Excerpts from a dataset:

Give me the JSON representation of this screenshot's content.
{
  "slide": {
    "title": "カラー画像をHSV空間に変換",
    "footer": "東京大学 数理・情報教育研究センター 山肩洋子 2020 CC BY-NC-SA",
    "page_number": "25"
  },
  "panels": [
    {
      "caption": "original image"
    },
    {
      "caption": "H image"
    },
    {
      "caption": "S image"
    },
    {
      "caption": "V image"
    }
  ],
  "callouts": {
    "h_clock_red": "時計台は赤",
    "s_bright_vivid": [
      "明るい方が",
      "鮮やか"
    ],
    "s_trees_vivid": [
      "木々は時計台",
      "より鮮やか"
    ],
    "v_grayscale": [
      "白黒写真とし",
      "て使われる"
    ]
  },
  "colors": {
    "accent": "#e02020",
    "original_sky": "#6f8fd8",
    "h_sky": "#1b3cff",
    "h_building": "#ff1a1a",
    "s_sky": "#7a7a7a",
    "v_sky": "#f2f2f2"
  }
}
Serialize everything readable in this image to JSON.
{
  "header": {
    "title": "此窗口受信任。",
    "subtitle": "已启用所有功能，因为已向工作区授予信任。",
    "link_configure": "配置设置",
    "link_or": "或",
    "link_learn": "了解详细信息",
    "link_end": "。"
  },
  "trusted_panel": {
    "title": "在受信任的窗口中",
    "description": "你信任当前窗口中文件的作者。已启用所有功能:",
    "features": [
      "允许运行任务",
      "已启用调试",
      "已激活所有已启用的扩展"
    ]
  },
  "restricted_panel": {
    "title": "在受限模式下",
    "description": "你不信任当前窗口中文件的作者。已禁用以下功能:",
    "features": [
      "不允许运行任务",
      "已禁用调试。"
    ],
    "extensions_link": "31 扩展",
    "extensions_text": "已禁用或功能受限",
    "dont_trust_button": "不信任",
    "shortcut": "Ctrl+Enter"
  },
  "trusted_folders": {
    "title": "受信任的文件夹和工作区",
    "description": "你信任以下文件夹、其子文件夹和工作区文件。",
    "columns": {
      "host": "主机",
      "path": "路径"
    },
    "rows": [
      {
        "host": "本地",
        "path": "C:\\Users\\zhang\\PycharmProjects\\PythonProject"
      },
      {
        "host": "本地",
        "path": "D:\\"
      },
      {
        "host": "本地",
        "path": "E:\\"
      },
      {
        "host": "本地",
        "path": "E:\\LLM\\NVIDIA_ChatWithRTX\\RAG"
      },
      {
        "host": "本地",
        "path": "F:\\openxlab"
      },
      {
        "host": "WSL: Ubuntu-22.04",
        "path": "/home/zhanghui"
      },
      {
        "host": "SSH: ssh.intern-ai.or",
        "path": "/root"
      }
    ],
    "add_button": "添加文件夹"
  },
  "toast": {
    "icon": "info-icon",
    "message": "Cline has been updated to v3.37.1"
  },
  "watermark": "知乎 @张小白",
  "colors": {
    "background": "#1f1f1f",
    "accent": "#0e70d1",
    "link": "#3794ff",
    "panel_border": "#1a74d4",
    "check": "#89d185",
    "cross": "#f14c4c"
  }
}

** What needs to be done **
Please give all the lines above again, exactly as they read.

** Response **
Give me the JSON representation of this screenshot's content.
{
  "slide": {
    "title": "カラー画像をHSV空間に変換",
    "footer": "東京大学 数理・情報教育研究センター 山肩洋子 2020 CC BY-NC-SA",
    "page_number": "25"
  },
  "panels": [
    {
      "caption": "original image"
    },
    {
      "caption": "H image"
    },
    {
      "caption": "S image"
    },
    {
      "caption": "V image"
    }
  ],
  "callouts": {
    "h_clock_red": "時計台は赤",
    "s_bright_vivid": [
      "明るい方が",
      "鮮やか"
    ],
    "s_trees_vivid": [
      "木々は時計台",
      "より鮮やか"
    ],
    "v_grayscale": [
      "白黒写真とし",
      "て使われる"
    ]
  },
  "colors": {
    "accent": "#e02020",
    "original_sky": "#6f8fd8",
    "h_sky": "#1b3cff",
    "h_building": "#ff1a1a",
    "s_sky": "#7a7a7a",
    "v_sky": "#f2f2f2"
  }
}
Serialize everything readable in this image to JSON.
{
  "header": {
    "title": "此窗口受信任。",
    "subtitle": "已启用所有功能，因为已向工作区授予信任。",
    "link_configure": "配置设置",
    "link_or": "或",
    "link_learn": "了解详细信息",
    "link_end": "。"
  },
  "trusted_panel": {
    "title": "在受信任的窗口中",
    "description": "你信任当前窗口中文件的作者。已启用所有功能:",
    "features": [
      "允许运行任务",
      "已启用调试",
      "已激活所有已启用的扩展"
    ]
  },
  "restricted_panel": {
    "title": "在受限模式下",
    "description": "你不信任当前窗口中文件的作者。已禁用以下功能:",
    "features": [
      "不允许运行任务",
      "已禁用调试。"
    ],
    "extensions_link": "31 扩展",
    "extensions_text": "已禁用或功能受限",
    "dont_trust_button": "不信任",
    "shortcut": "Ctrl+Enter"
  },
  "trusted_folders": {
    "title": "受信任的文件夹和工作区",
    "description": "你信任以下文件夹、其子文件夹和工作区文件。",
    "columns": {
      "host": "主机",
      "path": "路径"
    },
    "rows": [
      {
        "host": "本地",
        "path": "C:\\Users\\zhang\\PycharmProjects\\PythonProject"
      },
      {
        "host": "本地",
        "path": "D:\\"
      },
      {
        "host": "本地",
        "path": "E:\\"
      },
      {
        "host": "本地",
        "path": "E:\\LLM\\NVIDIA_ChatWithRTX\\RAG"
      },
      {
        "host": "本地",
        "path": "F:\\openxlab"
      },
      {
        "host": "WSL: Ubuntu-22.04",
        "path": "/home/zhanghui"
      },
      {
        "host": "SSH: ssh.intern-ai.or",
        "path": "/root"
      }
    ],
    "add_button": "添加文件夹"
  },
  "toast": {
    "icon": "info-icon",
    "message": "Cline has been updated to v3.37.1"
  },
  "watermark": "知乎 @张小白",
  "colors": {
    "background": "#1f1f1f",
    "accent": "#0e70d1",
    "link": "#3794ff",
    "panel_border": "#1a74d4",
    "check": "#89d185",
    "cross": "#f14c4c"
  }
}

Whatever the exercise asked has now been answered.